When the predetermined flag information is set to the first level, the smart card 200 executes the test program stored in the non-volatile memory 250 to execute a BIST mode in operations S330 and S340. When the flag information is set to the second level, the smart card 200 executes a normal test mode in which the test signals are received via channels allocated by the tester.

When the test has completed, the smart card 200 stores the result(s) of the test in the nonvolatile memory 250 in an operation S350. When the storage of the result of the test has completed, the smart card 200 clears the flag information (e.g., a first level) stored in the flag cell 240 in an operation S360. The flag information is cleared to test the smart card 200 in a normal test mode, which uses all of the pads 220, in the next testing step (i.e., a third testing step).

After the test using the BIST mode has concluded, the test result stored in the nonvolatile memory 250 is read and output to the tester in the next testing step (i.e., the third testing step), thereby determining whether the smart card 200 is functioning properly.

According to at least one embodiment of the present invention, the number of smart cards that can be tested according to a multi-parallel test can be increased by minimizing the number of channels allocated by a tester using the multi-parallel test to test the smart card. In addition, the total testing time can be reduced.

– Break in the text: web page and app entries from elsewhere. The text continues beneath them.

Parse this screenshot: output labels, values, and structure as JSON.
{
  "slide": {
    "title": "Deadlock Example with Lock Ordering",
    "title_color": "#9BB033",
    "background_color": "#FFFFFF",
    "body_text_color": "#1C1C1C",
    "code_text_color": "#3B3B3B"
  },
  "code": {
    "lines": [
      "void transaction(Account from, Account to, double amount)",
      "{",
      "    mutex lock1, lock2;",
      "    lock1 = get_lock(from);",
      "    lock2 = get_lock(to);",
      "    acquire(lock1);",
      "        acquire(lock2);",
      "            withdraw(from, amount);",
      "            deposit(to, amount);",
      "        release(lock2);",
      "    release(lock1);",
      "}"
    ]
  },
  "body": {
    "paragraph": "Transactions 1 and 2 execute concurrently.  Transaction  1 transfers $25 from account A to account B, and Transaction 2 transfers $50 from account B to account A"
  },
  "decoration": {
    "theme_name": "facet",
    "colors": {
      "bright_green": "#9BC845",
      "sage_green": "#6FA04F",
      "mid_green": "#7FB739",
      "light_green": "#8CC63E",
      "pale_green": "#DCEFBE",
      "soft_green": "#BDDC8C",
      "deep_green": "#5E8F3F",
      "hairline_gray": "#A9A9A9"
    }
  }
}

While this invention has been particularly shown and described with reference to exemplary embodiments thereof, it will be understood by those skilled in the art that various changes in form and details may be made therein without departing from the spirit and scope of the invention as defined by the appended claims,